Gov. Tom Wolf and former New York City Mayor Michael Bloomberg on Friday announced a $10 million grant to the state of Pennsylvania to fight the opioid epidemic. An announcement took place at The Bridge Way School, the state’s only recovery high school, in Holmesburg.
Bloomberg, founder of Bloomberg Philanthropies, said he would donate $50 million over three years to help 10 states impacted by the epidemic. Pennsylvania is the first state to receive a donation due to the high number of deaths in the state. In 2017, over 5,400 people died from overdose-related deaths in the state — more than double the national average.
In Philadelphia alone, 1,217 overdose deaths occurred in 2017.
“It’s a crisis, and we just have to do something about it,” Bloomberg said.
Bloomberg Philanthropies will work with the Wolf administration over the course of three years. It’s unclear exactly how the money will be spent, but a statement released after the announcement said funding will target staffing, technical assistance and data collection.
“This $10 million is going to help us do more of what we need to do to bring all these programs to scale,” Wolf said. “Seventy-two thousand people did die last year in the United States in overdoses. All 72,000 deaths were unnecessary.”
The announcement was first made at the inaugural Bloomberg American Health Summit in Washington, D.C. earlier that day.
“America, for the first time since World War I, has had its life expectancy go down three years in a row,” Bloomberg said. “In America, you and your friends and your family’s chances of living longer are declining.”

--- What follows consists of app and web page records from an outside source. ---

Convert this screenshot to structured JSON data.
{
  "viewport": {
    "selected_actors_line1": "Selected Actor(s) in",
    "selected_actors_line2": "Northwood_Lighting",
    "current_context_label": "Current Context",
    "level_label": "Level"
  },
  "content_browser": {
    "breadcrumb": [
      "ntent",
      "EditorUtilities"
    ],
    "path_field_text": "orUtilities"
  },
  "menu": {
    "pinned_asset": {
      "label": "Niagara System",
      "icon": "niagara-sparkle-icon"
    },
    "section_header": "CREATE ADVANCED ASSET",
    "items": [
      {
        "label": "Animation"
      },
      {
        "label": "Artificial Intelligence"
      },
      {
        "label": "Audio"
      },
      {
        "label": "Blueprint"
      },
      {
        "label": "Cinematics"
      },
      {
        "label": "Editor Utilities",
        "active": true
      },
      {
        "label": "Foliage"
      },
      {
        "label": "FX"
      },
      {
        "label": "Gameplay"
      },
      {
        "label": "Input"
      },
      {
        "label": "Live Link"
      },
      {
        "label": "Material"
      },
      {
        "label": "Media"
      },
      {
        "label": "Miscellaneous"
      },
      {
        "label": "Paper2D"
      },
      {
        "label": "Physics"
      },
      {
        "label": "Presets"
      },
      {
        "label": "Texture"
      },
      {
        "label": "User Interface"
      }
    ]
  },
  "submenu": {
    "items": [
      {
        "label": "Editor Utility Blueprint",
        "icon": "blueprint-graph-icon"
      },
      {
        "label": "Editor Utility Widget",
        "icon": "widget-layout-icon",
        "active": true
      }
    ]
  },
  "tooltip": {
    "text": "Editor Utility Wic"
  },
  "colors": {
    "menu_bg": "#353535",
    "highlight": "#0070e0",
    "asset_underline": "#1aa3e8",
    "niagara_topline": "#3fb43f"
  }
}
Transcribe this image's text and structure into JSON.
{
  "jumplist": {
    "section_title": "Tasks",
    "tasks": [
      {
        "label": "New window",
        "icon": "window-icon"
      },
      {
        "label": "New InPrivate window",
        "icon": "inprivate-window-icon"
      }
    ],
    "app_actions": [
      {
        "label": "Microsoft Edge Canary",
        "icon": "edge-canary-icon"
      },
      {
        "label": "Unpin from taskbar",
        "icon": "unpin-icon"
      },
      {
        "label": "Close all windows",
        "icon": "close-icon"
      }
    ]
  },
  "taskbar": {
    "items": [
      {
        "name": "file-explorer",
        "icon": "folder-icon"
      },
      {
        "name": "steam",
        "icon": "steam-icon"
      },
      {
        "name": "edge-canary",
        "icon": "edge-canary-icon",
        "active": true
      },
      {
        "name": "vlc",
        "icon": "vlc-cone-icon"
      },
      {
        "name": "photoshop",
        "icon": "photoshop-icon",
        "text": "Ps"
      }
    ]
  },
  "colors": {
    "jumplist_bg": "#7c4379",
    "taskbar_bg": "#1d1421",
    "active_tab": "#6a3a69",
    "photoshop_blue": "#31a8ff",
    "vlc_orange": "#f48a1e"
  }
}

While at Bridge Way, Wolf and Bloomberg talked to staff and former and current students about their experiences overcoming addiction. Bloomberg asked what can be done to keep kids from trying drugs in the first place.
“I remember seeing programs come in before I even experimented with drugs and alcohol that would show me the statistics, that this amount of people would get addicted and this amount of people would go to opioids and this amount of people would die,” said a Bridge Way graduate.
“I always thought it wouldn’t be me. I’m upper-middle class, I just never thought. If I had somebody come in and share their experience with me, and say I am also these criteria that is not your typical addict, I would say, wow, maybe that could be me,” the graduate said.
Bridge Way is currently the only recovery high school in the state. It is partnered with CORA Services, which focuses on prevention before the person even tries the drug, as well as intervention.
“This money is going to go a long way to support programs that are going to tie all levels of addiction services together,” said Mary Doherty, of CORA.
Doherty said her field of work might be the only one that wants to put itself out of business.
“We want to become redundant, because the scourge of drug and alcohol addiction can be defeated,” she said. “It is a contagious disease, so let’s do this prevention and intervene earlier.”
Reno, a Bridge Way student, was inspired by the event in more ways than one. He was able to talk to the governor’s bodyguards about security, a field he is considering going into after he graduates.
“I’m graduating this year in June, and that’s a year earlier than I was supposed to graduate,” he said. “I’m focused on my academics instead of the streets and drugs and stuff.”
He wants to attend college at CCP to study construction for a few years with the possibility of moving on to a four-year college or moving into trades.
“I wasn’t focused on any type of job, and didn’t know what I wanted to do when I grew up,” he said. “I saw other ways and tried new things in the three years I’ve been here.” ••